Seven helminth species were found. Cecal worms dominated numerically (95% of total) followed by eyeworms (4% of total). Assessment of the intraorbital glands found an immune response and atrophy in the Harderian glands sampled when eyeworms were present. Additionally, cecal villi of samples with cecal worms displayed an immune response. This study provides baseline information that will benefit parasitologists, biologists and managers in future helminth research and management.

Eyeworms (Oxyspirura petrowi) in Northern Bobwhites from South Texas and the Rolling Plains
Alan Fedynich, Caesar Kleberg Wildlife Research Institute, Texas A&M University – Kingsville

Objectives: Compare parasite prevalence and infection intensity between bobwhites in the South Texas and Rolling Plains.
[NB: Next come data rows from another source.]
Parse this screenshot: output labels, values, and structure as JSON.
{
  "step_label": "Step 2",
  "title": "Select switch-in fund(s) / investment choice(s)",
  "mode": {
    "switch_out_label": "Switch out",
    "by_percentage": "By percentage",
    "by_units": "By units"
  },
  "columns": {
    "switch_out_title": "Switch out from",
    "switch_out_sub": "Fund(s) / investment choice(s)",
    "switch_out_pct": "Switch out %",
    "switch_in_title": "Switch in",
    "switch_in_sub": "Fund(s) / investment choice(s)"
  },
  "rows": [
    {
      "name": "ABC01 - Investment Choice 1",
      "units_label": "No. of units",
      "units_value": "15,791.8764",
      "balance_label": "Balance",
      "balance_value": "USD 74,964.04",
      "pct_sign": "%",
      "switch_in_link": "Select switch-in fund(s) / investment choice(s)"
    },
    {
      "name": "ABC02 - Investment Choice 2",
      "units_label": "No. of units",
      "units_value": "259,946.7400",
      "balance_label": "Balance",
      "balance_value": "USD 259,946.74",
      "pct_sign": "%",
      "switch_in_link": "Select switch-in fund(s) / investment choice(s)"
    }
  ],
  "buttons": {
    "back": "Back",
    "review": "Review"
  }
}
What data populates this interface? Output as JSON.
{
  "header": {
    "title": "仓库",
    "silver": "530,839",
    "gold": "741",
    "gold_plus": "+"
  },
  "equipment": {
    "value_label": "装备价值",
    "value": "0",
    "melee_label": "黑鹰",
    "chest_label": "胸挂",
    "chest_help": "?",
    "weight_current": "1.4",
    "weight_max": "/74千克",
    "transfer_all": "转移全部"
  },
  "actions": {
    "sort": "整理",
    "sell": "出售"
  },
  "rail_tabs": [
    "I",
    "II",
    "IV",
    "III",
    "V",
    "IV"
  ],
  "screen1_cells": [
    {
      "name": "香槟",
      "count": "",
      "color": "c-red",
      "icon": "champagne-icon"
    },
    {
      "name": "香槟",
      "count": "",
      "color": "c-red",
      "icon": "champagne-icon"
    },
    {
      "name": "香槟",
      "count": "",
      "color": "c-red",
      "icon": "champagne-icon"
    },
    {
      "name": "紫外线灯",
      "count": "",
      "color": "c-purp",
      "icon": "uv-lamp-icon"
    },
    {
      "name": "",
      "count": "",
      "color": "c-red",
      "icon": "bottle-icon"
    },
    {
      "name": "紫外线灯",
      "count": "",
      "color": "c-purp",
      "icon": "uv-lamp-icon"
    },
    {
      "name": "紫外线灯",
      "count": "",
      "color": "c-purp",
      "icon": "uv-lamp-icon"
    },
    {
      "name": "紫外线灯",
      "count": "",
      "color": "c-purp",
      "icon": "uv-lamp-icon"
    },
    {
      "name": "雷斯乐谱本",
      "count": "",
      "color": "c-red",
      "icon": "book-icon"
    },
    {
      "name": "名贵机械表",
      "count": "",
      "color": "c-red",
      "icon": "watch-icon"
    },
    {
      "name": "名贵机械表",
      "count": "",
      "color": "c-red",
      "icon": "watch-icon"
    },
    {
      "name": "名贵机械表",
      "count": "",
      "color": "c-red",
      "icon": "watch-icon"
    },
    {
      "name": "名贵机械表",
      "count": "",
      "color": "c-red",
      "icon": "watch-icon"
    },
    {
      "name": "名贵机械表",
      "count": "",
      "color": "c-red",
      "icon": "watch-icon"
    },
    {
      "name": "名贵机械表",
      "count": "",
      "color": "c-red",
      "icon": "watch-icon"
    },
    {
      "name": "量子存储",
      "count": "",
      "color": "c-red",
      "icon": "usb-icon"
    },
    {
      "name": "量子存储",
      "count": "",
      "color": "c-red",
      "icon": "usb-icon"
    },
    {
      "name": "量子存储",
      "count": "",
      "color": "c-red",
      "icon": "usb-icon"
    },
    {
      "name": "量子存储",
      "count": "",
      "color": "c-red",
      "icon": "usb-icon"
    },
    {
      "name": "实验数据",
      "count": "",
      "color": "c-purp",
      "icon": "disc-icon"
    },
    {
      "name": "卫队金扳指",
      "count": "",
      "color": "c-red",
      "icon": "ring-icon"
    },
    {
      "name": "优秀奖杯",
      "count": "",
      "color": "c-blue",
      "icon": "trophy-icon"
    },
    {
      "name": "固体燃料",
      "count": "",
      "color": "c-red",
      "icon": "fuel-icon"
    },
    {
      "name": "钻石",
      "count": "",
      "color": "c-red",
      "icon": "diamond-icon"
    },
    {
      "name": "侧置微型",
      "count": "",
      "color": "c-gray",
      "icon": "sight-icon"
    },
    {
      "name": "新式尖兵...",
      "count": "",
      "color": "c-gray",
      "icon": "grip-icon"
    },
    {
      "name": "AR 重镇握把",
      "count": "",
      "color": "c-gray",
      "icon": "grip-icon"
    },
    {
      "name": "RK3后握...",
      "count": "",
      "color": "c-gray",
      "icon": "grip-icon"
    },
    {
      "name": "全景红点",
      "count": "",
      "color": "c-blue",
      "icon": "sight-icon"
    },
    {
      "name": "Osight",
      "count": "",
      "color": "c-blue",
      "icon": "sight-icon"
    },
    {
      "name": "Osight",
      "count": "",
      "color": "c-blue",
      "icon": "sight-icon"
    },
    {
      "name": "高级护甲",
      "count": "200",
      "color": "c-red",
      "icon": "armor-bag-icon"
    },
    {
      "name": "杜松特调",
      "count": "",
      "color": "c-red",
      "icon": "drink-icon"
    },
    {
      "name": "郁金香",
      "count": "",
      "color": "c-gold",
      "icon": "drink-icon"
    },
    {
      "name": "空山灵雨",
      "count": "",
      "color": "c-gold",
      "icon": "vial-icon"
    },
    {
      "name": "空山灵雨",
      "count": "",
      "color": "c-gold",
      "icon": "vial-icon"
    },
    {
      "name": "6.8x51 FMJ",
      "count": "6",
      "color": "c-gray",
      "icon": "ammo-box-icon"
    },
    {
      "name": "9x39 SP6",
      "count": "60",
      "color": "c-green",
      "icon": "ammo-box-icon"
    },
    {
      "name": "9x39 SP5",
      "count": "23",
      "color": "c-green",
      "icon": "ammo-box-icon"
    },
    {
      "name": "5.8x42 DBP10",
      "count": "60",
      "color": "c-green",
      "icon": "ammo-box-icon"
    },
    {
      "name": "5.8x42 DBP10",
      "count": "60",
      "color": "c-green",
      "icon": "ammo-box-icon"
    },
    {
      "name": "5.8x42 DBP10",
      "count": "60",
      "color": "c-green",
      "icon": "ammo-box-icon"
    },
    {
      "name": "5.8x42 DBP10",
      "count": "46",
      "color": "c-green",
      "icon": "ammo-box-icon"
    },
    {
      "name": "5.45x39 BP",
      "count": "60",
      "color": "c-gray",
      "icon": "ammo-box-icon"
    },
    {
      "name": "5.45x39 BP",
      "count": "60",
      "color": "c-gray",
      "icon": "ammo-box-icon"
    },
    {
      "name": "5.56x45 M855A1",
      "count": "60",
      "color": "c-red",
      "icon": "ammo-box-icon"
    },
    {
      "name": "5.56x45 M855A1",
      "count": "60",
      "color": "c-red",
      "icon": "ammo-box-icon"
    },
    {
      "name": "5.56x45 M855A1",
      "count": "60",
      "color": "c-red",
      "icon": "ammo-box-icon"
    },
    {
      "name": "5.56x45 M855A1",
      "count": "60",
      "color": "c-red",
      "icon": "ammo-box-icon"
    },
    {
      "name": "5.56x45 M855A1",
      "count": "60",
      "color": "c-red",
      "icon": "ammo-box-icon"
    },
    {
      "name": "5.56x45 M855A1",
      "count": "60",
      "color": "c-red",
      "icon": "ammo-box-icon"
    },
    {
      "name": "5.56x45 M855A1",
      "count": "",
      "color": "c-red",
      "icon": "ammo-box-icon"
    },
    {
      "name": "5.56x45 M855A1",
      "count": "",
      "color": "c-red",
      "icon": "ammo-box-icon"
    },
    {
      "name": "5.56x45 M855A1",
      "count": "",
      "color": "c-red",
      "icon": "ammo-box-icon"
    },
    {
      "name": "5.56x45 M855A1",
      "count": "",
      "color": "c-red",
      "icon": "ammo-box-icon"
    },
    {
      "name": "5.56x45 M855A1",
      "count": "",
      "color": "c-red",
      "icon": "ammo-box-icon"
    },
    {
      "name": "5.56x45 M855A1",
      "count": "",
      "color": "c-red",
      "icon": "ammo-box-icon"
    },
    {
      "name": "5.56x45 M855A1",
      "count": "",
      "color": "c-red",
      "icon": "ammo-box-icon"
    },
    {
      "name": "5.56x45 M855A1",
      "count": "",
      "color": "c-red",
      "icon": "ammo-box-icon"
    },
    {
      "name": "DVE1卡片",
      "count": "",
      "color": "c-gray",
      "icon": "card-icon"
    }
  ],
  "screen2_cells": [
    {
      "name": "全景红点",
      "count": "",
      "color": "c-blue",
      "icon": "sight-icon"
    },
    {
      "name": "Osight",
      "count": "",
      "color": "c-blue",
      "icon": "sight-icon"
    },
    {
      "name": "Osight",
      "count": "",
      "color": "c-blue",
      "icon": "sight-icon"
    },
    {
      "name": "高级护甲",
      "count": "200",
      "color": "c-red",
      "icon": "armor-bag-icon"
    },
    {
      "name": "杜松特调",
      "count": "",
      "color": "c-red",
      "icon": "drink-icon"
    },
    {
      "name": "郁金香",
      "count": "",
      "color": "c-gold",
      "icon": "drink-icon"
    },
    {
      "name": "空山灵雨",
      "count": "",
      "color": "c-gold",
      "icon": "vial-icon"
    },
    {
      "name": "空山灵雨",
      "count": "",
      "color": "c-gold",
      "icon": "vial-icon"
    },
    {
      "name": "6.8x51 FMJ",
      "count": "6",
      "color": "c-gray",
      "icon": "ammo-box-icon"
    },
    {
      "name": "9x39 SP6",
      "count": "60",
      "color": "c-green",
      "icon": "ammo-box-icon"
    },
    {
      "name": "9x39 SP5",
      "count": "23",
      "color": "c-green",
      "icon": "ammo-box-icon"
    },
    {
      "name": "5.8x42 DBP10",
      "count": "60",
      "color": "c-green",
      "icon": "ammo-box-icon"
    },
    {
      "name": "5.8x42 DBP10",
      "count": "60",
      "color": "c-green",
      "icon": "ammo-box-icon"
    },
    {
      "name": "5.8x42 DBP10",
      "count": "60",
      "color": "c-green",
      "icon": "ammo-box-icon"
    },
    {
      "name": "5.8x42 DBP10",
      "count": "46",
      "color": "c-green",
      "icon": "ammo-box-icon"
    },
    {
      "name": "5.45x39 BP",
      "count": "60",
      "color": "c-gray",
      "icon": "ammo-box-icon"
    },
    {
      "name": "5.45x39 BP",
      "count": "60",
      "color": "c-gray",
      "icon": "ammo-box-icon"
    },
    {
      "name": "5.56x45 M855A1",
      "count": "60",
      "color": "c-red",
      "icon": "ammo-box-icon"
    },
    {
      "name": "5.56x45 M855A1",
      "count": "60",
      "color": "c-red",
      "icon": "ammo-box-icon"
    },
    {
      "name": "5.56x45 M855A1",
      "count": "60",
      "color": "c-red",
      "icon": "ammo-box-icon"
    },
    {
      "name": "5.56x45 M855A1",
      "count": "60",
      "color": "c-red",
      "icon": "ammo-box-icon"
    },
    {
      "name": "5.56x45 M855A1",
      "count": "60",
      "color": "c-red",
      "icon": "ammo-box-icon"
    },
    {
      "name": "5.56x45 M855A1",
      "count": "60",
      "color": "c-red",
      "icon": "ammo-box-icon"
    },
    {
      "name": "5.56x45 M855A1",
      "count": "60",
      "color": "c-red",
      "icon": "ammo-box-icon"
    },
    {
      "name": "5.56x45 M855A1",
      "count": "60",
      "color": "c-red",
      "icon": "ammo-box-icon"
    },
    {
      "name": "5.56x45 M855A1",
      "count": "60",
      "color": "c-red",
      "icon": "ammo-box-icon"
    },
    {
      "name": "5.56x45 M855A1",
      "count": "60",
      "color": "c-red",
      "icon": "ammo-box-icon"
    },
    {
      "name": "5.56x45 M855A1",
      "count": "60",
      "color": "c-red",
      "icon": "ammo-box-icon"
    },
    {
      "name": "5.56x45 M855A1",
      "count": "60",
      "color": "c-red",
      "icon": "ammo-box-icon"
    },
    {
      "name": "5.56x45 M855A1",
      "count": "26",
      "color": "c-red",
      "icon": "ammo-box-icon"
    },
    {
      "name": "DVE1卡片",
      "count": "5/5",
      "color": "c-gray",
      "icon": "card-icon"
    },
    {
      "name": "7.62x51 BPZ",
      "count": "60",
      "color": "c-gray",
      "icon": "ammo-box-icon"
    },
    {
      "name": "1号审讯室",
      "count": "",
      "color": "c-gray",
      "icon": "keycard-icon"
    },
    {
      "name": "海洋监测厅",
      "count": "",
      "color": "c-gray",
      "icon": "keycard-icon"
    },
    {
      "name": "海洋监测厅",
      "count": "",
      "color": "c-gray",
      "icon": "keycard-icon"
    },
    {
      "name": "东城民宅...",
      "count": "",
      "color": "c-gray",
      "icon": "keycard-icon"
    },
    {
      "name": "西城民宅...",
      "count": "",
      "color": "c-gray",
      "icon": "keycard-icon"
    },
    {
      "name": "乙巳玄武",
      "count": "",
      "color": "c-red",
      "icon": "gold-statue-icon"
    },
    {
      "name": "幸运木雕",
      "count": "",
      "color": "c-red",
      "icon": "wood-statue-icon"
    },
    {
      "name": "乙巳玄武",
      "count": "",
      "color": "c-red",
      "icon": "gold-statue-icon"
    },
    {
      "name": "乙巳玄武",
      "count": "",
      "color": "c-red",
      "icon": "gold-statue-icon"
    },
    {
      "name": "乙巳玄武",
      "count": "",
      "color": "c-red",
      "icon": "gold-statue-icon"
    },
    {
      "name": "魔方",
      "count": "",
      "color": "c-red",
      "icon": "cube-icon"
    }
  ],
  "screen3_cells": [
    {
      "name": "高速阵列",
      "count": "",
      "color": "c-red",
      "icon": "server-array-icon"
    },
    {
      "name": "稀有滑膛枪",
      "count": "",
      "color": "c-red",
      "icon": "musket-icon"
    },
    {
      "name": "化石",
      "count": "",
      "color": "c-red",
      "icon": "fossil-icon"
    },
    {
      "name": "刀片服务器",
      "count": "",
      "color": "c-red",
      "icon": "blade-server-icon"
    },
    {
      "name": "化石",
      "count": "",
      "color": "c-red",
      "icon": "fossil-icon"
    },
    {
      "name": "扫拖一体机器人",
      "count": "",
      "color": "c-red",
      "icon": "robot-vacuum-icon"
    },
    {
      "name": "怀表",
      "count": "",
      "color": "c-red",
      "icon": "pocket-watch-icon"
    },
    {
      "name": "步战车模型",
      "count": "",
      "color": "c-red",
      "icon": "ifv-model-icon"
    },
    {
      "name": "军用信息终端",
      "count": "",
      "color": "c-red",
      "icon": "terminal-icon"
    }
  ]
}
Complete necropsies revealed 6 helminth (worm) species in South Texas and 8 in the Rolling Plains. Helminth infections were common with 85% of bobwhites from South Texas infected and 94% from the Rolling Plains infected. Noteworthy helminth species documented in both regions in Texas were the cecal worm, eyeworm, and proventricular worm. Cecal worms were prevalent (85% in South Texas; 91% in Rolling Plains) and abundant in both regions, although more prevalent in the Rolling Plains. Bobwhites were often infected with 100+ cecal worms. The pathogenicity of this parasite is unknown. Eyeworms were more prevalent in the Rolling Plains (66%) than South Texas (8%). Recent research indicates that eyeworm infections cause tissue damage to the surface of the eye and glands associated with the eye. Proventricular worms, a known pathogen of bobwhites, were more prevalent in the Rolling Plains (24%) than South Texas (5%). All of the helminth parasites encountered in both regions use intermediate hosts (e.g., insects) to complete their lifecycles. The regional differences in bobwhite helminth infections may be attributed to differences in habitat and subsequently insect abundance and species composition. Additionally, South Texas has a dynamic, harsh climate that may be less suitable for helminth parasites. Additional research is needed to determine the pathogenicity of eyeworms and cecal worms and to determine the intermediate hosts of these parasites.

Phase III Projects

Molecular Assessment of Parasitic Infection in Northern Bobwhite Quail Utilizing a Mobile Laboratory Platform
Ronald Kendall, The Institute of Environmental and Human Health, Texas Tech University

Objectives: 1) identify areas of high, medium, and low parasitic infection in quail populations in the Rolling Plains, 2) identify larvae presence in insect intermediate hosts relative to these areas, and 3) analyze seasonal variations affecting parasite activity in quail.

As technology has progressed, multiplex quantitative PCR (qPCR) has emerged as a widely accepted method to non-lethally assess humans and animals for parasitic infection.  It is a cost-effective and time-efficient technique to accurately detect parasite infection using fecal samples. A mobile research laboratory has been developed in congruence with this multiplex qPCR method to specifically test for these parasites’ eggs in bobwhite quail feces and test insect intermediate host for the infective larvae of these parasites.